I got my first cell phone in my first year of high-school. It had a walkie talkie function and didn’t fit in my pocket. I could only hold twenty texts at a time and had no data. At that time, data wasn’t really necessary as I was just leaving my MSN days behind me and only then was starting to move towards Facebook. I have some younger cousins, so I remember paying specific attention to what they were putting on social media and I asked them about their experiences. But most of my research happened by accident one day in Starbucks. I was waiting in line and there was a group of students ahead of me, who were probably in the 6th or 7th grade. One girl said to her friend, “I’m going to get the Strawberries & Crème Frappuccino, I don’t really like them but it will look good on my Instagram.” Middle school and high-school students are much more immersed in the digital world than I ever was at that age, and the fact that this girl was making day-to-day choices based on her online persona was very telling indeed. This was all the research that I needed.
The production inspired extremely polarized reactions. What is your response to the criticism the play received?
What I took away from the polarized reactions is that it got people talking. Members of the theatre community and even those removed from it brought their reactions and opinions to social media and a dialogue was created online. Criticisms are often raised and then left untouched, but this show sparked a dialogue; I think this speaks to the explosive quality that this play possesses. The show made people reflect, pose questions and continue the conversations that we were having throughout the entire rehearsal process and beyond.
Did you get a chance to speak to any teenage girls who saw the production? What was their reaction?
We had many students come and see the show. It was thrilling to perform for these students and gauge their reactions. It was fascinating – for the most part they were very supportive, vocal audiences. They were laughing, cheering us on, and singing along with Beyoncé at the top of the show. But then, as the bullying of Scarlett progressed, and things got violent you couldn’t hear a thing. They were rattled by it. I always tried to stay afterwards for the talkbacks with them. Most of them were surprised and thankful to see themselves represented on stage. Some girls also said that for the first half of the show they saw themselves in Scarlett, but then realized they actually identified with every single one of the girls on stage; the girls who were the cause of Scarlett’s pain, and within Scarlett’s pain as well. I also had some students reach out to me through social media saying how deeply they connected to the show. A parent even emailed me explaining how much she and her daughter enjoyed the show, and said that they were going to come again and that she would bring her son along this time.
Did you have a favourite moment in the production?
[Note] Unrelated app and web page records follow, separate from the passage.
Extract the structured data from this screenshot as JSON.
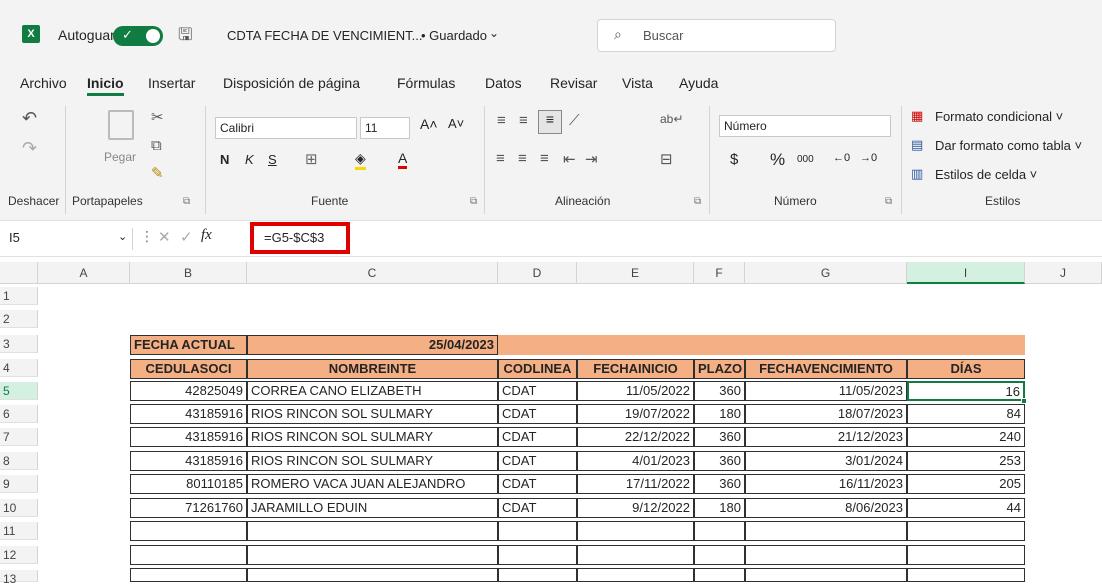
{
  "titlebar": {
    "app_icon": "excel-icon",
    "app_icon_letter": "X",
    "autosave_label": "Autoguardado",
    "autosave_on": true,
    "filename": "CDTA FECHA DE VENCIMIENT...",
    "save_status": "• Guardado",
    "search_placeholder": "Buscar"
  },
  "menu": [
    "Archivo",
    "Inicio",
    "Insertar",
    "Disposición de página",
    "Fórmulas",
    "Datos",
    "Revisar",
    "Vista",
    "Ayuda"
  ],
  "ribbon": {
    "groups": {
      "undo": "Deshacer",
      "clipboard": "Portapapeles",
      "font": "Fuente",
      "alignment": "Alineación",
      "number": "Número",
      "styles": "Estilos"
    },
    "paste_label": "Pegar",
    "font_name": "Calibri",
    "font_size": "11",
    "number_format": "Número",
    "bold": "N",
    "italic": "K",
    "underline": "S",
    "currency": "$",
    "percent": "%",
    "thousands": "000",
    "styles_buttons": [
      "Formato condicional ˅",
      "Dar formato como tabla ˅",
      "Estilos de celda ˅"
    ]
  },
  "formula_bar": {
    "name_box": "I5",
    "fx": "fx",
    "formula": "=G5-$C$3",
    "highlight_color": "#e00000"
  },
  "columns": [
    "A",
    "B",
    "C",
    "D",
    "E",
    "F",
    "G",
    "I",
    "J"
  ],
  "rows": [
    "1",
    "2",
    "3",
    "4",
    "5",
    "6",
    "7",
    "8",
    "9",
    "10",
    "11",
    "12",
    "13"
  ],
  "sheet": {
    "header_fill": "#f4b084",
    "fecha_actual_label": "FECHA ACTUAL",
    "fecha_actual_value": "25/04/2023",
    "headers": [
      "CEDULASOCI",
      "NOMBREINTE",
      "CODLINEA",
      "FECHAINICIO",
      "PLAZO",
      "FECHAVENCIMIENTO",
      "DÍAS"
    ],
    "records": [
      [
        "42825049",
        "CORREA CANO ELIZABETH",
        "CDAT",
        "11/05/2022",
        "360",
        "11/05/2023",
        "16"
      ],
      [
        "43185916",
        "RIOS RINCON SOL SULMARY",
        "CDAT",
        "19/07/2022",
        "180",
        "18/07/2023",
        "84"
      ],
      [
        "43185916",
        "RIOS RINCON SOL SULMARY",
        "CDAT",
        "22/12/2022",
        "360",
        "21/12/2023",
        "240"
      ],
      [
        "43185916",
        "RIOS RINCON SOL SULMARY",
        "CDAT",
        "4/01/2023",
        "360",
        "3/01/2024",
        "253"
      ],
      [
        "80110185",
        "ROMERO VACA JUAN ALEJANDRO",
        "CDAT",
        "17/11/2022",
        "360",
        "16/11/2023",
        "205"
      ],
      [
        "71261760",
        "JARAMILLO EDUIN",
        "CDAT",
        "9/12/2022",
        "180",
        "8/06/2023",
        "44"
      ]
    ]
  }
}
Top of the show, when all of us put our headphones on for the first time, and we all began dancing to Beyoncé’s “Run the World”. Dancing with those women, to that song every show – wow.
What are you working on now/next?
I am currently working with Talk is Free Theatre on The Gamblers, which is going up in Barrie from March 28th-April 6th. Esther Jun is directing, and I could not be more thrilled to be working with her again.
Do you have anything you’d like to add?
This show was my first professional theatre contract. And I have to pinch myself when I think of the fact that my first professional gig was in a show devoted to the empowerment of women; for that I am so grateful and proud. So, here’s to all of the girls. Those that are flawed, brave, confused, fierce, lost, powerful, strong, fearless, EVERYTHING – You are magical. “Us girls got to stick together.” Because here’s the thing, we are going to screw up, make the wrong decisions, say the wrong things and think thoughts that scare us sometimes. So, surround yourself with those who give you space to grow. Those who support you, make you laugh, challenge you and continually make you be the best version of yourself.